**Task item:** Say how many lines of the data contain "北海道中部センター", and nothing more.

___

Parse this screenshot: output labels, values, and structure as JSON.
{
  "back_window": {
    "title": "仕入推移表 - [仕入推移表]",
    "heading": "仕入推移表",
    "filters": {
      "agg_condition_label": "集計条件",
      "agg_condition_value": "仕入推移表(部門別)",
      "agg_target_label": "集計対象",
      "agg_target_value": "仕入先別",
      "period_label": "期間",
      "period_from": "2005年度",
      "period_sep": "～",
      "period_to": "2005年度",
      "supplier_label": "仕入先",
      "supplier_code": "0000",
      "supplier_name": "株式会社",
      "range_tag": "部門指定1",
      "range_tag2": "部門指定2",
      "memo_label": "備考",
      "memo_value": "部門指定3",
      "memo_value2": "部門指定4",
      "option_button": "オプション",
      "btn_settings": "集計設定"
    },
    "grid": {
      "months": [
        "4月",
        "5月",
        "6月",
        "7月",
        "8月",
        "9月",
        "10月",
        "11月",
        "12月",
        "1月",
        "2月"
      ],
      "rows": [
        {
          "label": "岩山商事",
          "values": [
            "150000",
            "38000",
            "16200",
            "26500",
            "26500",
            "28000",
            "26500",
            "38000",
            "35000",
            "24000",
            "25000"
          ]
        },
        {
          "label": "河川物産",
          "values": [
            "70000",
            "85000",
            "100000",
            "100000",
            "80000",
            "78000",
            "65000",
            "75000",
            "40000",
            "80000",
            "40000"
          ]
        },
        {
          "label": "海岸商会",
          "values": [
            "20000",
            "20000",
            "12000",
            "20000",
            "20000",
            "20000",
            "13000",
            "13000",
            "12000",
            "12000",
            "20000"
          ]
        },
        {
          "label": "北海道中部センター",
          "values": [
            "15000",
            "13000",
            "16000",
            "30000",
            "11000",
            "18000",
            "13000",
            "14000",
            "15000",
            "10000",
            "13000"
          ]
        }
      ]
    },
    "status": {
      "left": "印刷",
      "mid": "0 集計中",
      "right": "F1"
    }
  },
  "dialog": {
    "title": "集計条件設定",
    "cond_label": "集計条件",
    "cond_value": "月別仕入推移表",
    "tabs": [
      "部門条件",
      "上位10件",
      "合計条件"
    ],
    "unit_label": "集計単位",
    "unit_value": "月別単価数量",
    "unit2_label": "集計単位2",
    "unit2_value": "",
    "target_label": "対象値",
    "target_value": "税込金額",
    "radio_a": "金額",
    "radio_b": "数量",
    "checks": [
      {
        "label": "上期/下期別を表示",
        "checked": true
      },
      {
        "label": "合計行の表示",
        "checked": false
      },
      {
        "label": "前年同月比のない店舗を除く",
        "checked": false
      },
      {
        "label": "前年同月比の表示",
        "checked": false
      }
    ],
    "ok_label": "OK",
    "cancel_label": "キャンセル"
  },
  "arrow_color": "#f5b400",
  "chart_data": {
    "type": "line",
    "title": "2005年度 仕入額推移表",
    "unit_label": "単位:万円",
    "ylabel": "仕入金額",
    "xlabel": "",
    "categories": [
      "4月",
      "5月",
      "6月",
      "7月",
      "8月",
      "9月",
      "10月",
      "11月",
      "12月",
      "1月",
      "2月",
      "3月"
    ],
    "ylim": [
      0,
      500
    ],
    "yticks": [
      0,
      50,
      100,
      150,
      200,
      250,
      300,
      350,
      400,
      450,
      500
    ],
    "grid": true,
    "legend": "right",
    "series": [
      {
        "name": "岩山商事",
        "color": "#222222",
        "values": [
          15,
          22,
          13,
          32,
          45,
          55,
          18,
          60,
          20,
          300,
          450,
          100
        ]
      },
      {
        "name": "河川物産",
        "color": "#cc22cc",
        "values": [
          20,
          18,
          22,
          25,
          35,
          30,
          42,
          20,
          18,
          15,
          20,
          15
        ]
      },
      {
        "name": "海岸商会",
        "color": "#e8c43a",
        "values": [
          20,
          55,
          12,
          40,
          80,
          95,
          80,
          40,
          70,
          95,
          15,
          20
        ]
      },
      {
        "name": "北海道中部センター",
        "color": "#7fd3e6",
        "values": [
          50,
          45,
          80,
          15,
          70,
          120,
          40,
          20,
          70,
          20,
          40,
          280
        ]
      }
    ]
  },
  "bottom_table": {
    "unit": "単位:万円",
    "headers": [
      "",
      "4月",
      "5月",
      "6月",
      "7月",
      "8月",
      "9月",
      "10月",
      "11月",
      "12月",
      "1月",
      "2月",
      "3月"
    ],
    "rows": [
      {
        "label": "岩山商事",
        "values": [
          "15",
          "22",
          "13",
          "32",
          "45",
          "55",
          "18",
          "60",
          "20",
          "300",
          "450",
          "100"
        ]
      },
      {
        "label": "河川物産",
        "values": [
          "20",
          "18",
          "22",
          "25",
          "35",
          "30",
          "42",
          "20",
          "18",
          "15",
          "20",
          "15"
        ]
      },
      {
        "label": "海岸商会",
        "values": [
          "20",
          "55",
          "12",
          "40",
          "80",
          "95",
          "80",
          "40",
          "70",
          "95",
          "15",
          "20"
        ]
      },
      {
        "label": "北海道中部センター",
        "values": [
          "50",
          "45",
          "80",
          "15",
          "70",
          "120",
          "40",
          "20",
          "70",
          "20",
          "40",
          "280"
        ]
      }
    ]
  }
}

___

**Expected answer:** 3